The agency said the Atlas 5 launch of the Joint Polar Satellite System (JPSS) 2 satellite, which was scheduled for the early morning hours of Nov. 1 from Vandenberg Space Force Base in California, would be postponed “due to the need to replace a battery on board the Centaur upper stage of the launch vehicle.” That work will delay the launch to at least Nov. 9.

At a pre-launch briefing Oct. 28, NASA and United Launch Alliance officials reported no problems with the launch vehicle or any other issues that would delay the launch, beyond unsettled weather that was forecasted for the launch.

“The team’s not working any issues and we’re on track for a 2:25 a.m. Pacific launch here,” said Gary Wentz, vice president of government and commercial programs at ULA, during the briefing, which took place after a launch readiness review earlier in the day.

The primary payload for the launch in JPSS-2, the second satellite in a series of polar-orbiting satellites operated by the National Oceanic and Atmospheric Administration for weather forecasting. It will join JPSS-1, which entered service in May 2018 six months after its launch.

A third polar-orbiting satellite, Suomi NPP, also provides weather data. The spacecraft was originally built as a prototype for the National Polar-orbiting Operational Environmental Satellite System (NPOESS), but was turned into an operational satellite when NPOESS was cancelled. Suomi NPP is nearing the end of its life as it runs out of propellant to maintain its orbit.

While JPSS-2 is the second satellite of the program, it is the first of three built by Northrop Grumman under a contract awarded in 2015. Ball Aerospace won the contract for the first JPSS satellite.

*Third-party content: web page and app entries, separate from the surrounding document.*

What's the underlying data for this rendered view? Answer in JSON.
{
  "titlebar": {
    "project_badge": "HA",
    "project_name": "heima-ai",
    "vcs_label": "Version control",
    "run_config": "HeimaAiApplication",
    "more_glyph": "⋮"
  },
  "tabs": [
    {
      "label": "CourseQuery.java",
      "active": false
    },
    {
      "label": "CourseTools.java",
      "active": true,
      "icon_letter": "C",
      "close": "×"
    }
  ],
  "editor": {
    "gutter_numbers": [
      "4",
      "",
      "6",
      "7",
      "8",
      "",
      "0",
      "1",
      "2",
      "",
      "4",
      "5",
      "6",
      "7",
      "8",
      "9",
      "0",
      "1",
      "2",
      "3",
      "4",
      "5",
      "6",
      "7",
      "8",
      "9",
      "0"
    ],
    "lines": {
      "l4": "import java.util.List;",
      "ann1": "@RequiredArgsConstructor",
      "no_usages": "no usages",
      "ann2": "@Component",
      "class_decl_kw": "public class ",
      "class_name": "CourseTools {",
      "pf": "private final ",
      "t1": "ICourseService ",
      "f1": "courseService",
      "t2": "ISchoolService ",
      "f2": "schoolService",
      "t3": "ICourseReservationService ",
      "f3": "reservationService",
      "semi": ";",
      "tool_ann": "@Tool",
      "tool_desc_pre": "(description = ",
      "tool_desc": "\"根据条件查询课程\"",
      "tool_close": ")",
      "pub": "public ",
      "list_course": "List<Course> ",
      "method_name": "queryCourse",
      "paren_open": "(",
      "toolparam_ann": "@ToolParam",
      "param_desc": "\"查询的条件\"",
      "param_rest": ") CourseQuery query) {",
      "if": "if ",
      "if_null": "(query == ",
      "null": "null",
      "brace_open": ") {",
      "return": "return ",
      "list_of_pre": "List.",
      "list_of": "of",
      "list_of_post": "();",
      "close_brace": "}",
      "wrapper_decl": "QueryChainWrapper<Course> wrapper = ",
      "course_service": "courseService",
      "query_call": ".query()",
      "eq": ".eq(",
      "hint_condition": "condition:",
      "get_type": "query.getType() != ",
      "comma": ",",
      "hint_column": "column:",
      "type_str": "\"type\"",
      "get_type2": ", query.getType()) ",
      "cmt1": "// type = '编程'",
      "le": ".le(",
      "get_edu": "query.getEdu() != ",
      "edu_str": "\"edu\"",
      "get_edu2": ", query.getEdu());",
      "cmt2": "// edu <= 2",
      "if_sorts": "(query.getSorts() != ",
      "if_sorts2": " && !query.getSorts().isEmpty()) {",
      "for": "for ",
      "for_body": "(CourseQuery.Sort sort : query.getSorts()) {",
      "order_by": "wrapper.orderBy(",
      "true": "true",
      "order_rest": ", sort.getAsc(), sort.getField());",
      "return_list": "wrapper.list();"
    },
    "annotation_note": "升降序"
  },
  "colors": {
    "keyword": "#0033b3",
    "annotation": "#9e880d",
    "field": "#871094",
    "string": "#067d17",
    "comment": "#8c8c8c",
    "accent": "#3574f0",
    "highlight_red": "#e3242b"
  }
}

In an Oct. 24 interview, Steve Krein, vice president of civil and commercial space at Northrop Grumman, said there had been no issues with processing of the satellite for launch. The company is “well along” in the production of JPSS-3 and -4, he said.

The satellites use the latest version of Northrop’s LEOStar-3 bus. “We’ve got a new avionics suite, we’ve got a new set of sensors, wheels, star trackers, et cetera, that we brought to bear both for the Landsat [9] mission and the JPSS mission,” he said. “It’s a continuous upgrade in components and operating paradigms.”

Also on the Atlas 5 is NASA’s Low-Earth Orbit Flight Test of an Inflatable Decelerator (LOFTID), a technology demonstration payload that will deploy an inflatable heat shield six meters across. LOFTID will separate from the Centaur upper stage after the stage performs a deorbit burn. The inflatable shield will slow LOFTID from Mach 25 to Mach 0.7, then deploy a parachute and splash down east of Hawaii for recovery.

LOFTID is the latest in a series of tests of inflatable decelerators that NASA envisions could be used to support future Mars missions too large to land using existing systems. ULA is also interested in the technology as a means of recovering the BE-4 engines on the Vulcan first stage for potential reuse.

The launch, the 100th in NASA’s Launch Services Program, will be the final Atlas 5 mission for the program and the final Atlas 5 to launch from Vandenberg. Wentz said that, after the launch, ULA will start work to convert the Atlas pad at Vandenberg, Space Launch Complex 3, for use by the Vulcan rocket.